Records from a collection:
-- Opening Marker --

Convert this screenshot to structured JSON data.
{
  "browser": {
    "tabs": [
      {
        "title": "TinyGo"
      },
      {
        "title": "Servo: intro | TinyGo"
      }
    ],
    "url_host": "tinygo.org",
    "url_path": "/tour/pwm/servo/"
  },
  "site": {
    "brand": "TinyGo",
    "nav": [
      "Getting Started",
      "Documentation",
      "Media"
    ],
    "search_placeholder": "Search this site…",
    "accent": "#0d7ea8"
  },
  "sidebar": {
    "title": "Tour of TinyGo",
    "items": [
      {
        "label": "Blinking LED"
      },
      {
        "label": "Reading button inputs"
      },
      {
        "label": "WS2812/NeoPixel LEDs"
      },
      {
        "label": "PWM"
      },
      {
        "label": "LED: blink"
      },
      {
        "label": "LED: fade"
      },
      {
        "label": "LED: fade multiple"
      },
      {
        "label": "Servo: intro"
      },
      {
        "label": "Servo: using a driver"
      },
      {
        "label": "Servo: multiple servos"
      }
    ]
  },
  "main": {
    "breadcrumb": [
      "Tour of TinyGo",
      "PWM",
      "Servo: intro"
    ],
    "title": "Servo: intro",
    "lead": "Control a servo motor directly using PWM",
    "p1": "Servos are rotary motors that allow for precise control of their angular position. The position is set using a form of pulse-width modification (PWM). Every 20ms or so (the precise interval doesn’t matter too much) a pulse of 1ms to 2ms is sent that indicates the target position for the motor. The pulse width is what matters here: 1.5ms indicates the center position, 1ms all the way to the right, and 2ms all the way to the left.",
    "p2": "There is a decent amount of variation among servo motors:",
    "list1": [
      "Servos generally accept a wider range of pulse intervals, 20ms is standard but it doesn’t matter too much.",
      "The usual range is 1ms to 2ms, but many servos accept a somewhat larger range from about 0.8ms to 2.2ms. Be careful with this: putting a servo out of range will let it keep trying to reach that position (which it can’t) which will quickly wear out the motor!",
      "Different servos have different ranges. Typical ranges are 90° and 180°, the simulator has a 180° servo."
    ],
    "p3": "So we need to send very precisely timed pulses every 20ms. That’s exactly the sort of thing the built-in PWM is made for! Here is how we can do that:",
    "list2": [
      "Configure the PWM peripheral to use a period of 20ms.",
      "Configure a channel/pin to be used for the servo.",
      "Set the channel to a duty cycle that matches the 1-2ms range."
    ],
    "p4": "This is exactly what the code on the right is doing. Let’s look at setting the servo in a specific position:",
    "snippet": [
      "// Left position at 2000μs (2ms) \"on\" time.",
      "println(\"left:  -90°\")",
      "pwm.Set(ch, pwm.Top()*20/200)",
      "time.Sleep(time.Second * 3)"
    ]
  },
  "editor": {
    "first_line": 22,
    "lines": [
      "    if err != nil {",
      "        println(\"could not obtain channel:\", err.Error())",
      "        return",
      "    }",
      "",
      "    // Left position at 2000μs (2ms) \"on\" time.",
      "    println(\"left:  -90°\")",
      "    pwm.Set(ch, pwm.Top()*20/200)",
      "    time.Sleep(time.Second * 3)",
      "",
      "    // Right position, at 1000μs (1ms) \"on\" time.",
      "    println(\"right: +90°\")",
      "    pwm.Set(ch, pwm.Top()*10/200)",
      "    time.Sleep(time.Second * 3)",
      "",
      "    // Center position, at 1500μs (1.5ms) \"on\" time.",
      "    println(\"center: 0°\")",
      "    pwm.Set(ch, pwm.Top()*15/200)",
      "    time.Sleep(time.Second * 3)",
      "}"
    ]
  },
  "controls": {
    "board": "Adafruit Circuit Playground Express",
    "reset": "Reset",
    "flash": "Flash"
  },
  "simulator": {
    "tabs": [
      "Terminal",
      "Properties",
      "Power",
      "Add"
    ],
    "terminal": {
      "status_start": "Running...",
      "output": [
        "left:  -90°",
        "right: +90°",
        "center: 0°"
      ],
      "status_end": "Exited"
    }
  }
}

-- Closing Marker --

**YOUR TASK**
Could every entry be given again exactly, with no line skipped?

**RESULT OF THIS TASK**
Convert this screenshot to structured JSON data.
{
  "browser": {
    "tabs": [
      {
        "title": "TinyGo"
      },
      {
        "title": "Servo: intro | TinyGo"
      }
    ],
    "url_host": "tinygo.org",
    "url_path": "/tour/pwm/servo/"
  },
  "site": {
    "brand": "TinyGo",
    "nav": [
      "Getting Started",
      "Documentation",
      "Media"
    ],
    "search_placeholder": "Search this site…",
    "accent": "#0d7ea8"
  },
  "sidebar": {
    "title": "Tour of TinyGo",
    "items": [
      {
        "label": "Blinking LED"
      },
      {
        "label": "Reading button inputs"
      },
      {
        "label": "WS2812/NeoPixel LEDs"
      },
      {
        "label": "PWM"
      },
      {
        "label": "LED: blink"
      },
      {
        "label": "LED: fade"
      },
      {
        "label": "LED: fade multiple"
      },
      {
        "label": "Servo: intro"
      },
      {
        "label": "Servo: using a driver"
      },
      {
        "label": "Servo: multiple servos"
      }
    ]
  },
  "main": {
    "breadcrumb": [
      "Tour of TinyGo",
      "PWM",
      "Servo: intro"
    ],
    "title": "Servo: intro",
    "lead": "Control a servo motor directly using PWM",
    "p1": "Servos are rotary motors that allow for precise control of their angular position. The position is set using a form of pulse-width modification (PWM). Every 20ms or so (the precise interval doesn’t matter too much) a pulse of 1ms to 2ms is sent that indicates the target position for the motor. The pulse width is what matters here: 1.5ms indicates the center position, 1ms all the way to the right, and 2ms all the way to the left.",
    "p2": "There is a decent amount of variation among servo motors:",
    "list1": [
      "Servos generally accept a wider range of pulse intervals, 20ms is standard but it doesn’t matter too much.",
      "The usual range is 1ms to 2ms, but many servos accept a somewhat larger range from about 0.8ms to 2.2ms. Be careful with this: putting a servo out of range will let it keep trying to reach that position (which it can’t) which will quickly wear out the motor!",
      "Different servos have different ranges. Typical ranges are 90° and 180°, the simulator has a 180° servo."
    ],
    "p3": "So we need to send very precisely timed pulses every 20ms. That’s exactly the sort of thing the built-in PWM is made for! Here is how we can do that:",
    "list2": [
      "Configure the PWM peripheral to use a period of 20ms.",
      "Configure a channel/pin to be used for the servo.",
      "Set the channel to a duty cycle that matches the 1-2ms range."
    ],
    "p4": "This is exactly what the code on the right is doing. Let’s look at setting the servo in a specific position:",
    "snippet": [
      "// Left position at 2000μs (2ms) \"on\" time.",
      "println(\"left:  -90°\")",
      "pwm.Set(ch, pwm.Top()*20/200)",
      "time.Sleep(time.Second * 3)"
    ]
  },
  "editor": {
    "first_line": 22,
    "lines": [
      "    if err != nil {",
      "        println(\"could not obtain channel:\", err.Error())",
      "        return",
      "    }",
      "",
      "    // Left position at 2000μs (2ms) \"on\" time.",
      "    println(\"left:  -90°\")",
      "    pwm.Set(ch, pwm.Top()*20/200)",
      "    time.Sleep(time.Second * 3)",
      "",
      "    // Right position, at 1000μs (1ms) \"on\" time.",
      "    println(\"right: +90°\")",
      "    pwm.Set(ch, pwm.Top()*10/200)",
      "    time.Sleep(time.Second * 3)",
      "",
      "    // Center position, at 1500μs (1.5ms) \"on\" time.",
      "    println(\"center: 0°\")",
      "    pwm.Set(ch, pwm.Top()*15/200)",
      "    time.Sleep(time.Second * 3)",
      "}"
    ]
  },
  "controls": {
    "board": "Adafruit Circuit Playground Express",
    "reset": "Reset",
    "flash": "Flash"
  },
  "simulator": {
    "tabs": [
      "Terminal",
      "Properties",
      "Power",
      "Add"
    ],
    "terminal": {
      "status_start": "Running...",
      "output": [
        "left:  -90°",
        "right: +90°",
        "center: 0°"
      ],
      "status_end": "Exited"
    }
  }
}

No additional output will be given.